Do you want to win, or do you want to watch from the side lines?
You Don’t Know What You Don’t Know
You need to understand what you know and what you don’t. Fill the gaps to the best of your ability.
For a software project you will have to:
- Process a lot of complex information. You understand your business better than anyone but when it comes to choosing a software solution, call in help. Consider submitting an RFI to your chosen vendors so that you are comparing them on a level platform. You could also conduct a feasibility study to help you determine if it is the right project for you to undertake. Sometimes you can get financial help to achieve this.
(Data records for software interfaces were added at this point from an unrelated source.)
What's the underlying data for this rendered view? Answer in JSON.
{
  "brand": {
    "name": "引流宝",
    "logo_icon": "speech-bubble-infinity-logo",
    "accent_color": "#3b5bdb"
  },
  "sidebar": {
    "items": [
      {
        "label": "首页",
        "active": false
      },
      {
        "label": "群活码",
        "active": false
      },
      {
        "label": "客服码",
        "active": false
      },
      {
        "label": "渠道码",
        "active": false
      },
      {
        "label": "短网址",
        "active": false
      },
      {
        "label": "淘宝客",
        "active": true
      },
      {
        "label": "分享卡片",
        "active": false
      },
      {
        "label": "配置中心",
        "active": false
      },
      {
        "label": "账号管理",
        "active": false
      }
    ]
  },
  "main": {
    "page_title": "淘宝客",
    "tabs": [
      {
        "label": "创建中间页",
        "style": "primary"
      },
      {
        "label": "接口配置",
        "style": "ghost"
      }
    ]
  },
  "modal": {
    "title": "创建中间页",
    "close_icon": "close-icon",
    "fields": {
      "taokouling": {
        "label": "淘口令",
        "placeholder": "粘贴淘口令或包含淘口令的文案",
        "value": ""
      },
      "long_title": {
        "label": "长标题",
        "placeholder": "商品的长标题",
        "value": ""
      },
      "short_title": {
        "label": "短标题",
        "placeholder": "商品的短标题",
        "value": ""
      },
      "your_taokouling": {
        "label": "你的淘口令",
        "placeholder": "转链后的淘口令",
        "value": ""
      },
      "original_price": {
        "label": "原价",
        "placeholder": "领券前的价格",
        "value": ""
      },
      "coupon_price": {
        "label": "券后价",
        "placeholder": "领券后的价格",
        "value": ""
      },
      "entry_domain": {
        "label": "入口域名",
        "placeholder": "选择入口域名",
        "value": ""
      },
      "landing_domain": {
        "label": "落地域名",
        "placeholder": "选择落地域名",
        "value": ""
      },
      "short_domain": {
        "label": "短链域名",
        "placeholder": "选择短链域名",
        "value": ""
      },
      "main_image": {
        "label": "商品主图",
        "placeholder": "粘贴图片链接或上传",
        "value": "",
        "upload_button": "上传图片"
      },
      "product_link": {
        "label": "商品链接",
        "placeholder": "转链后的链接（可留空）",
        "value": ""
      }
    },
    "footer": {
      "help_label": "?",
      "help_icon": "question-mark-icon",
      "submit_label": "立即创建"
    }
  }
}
- Develop a mechanism for filtering out the important from the less important. Consider doing a cost benefit analysis to try and ascertain whether the price of the project really should be an obstacle. Look at the long term impact of the project. Results are not always felt in the first year but ongoing savings add up. And when it comes to staff, by all means canvas opinion, but ensure you examine motives if someone is dead set against the project. No matter how much you value your accountant, for example, don’t let him/her dictate company policy on matters such as these. If they are really that good, they can learn a new system.
- Risk versus reward. What it boils down to at the end of the day is risk versus reward. Will the potential outcome of the decision have a better reward than the status quo? Surely it’s worse to fail to take any decision. Isn’t it time to hedge your bets?
Will Cold Feet Freeze you Out?
In the words of Isaac Asimov – “It is change, continuing change, inevitable change, that is the dominant factor in society today. No sensible decision can be made any longer without taking into account not only the world as it is, but the world as it will be”.
Make sure you’re not frozen by indecision while the world changes around about you.
Written by Emma Stewart – Sales and Marketing Director at Cofficient. We provision best of breed software for businesses who are in the race to win.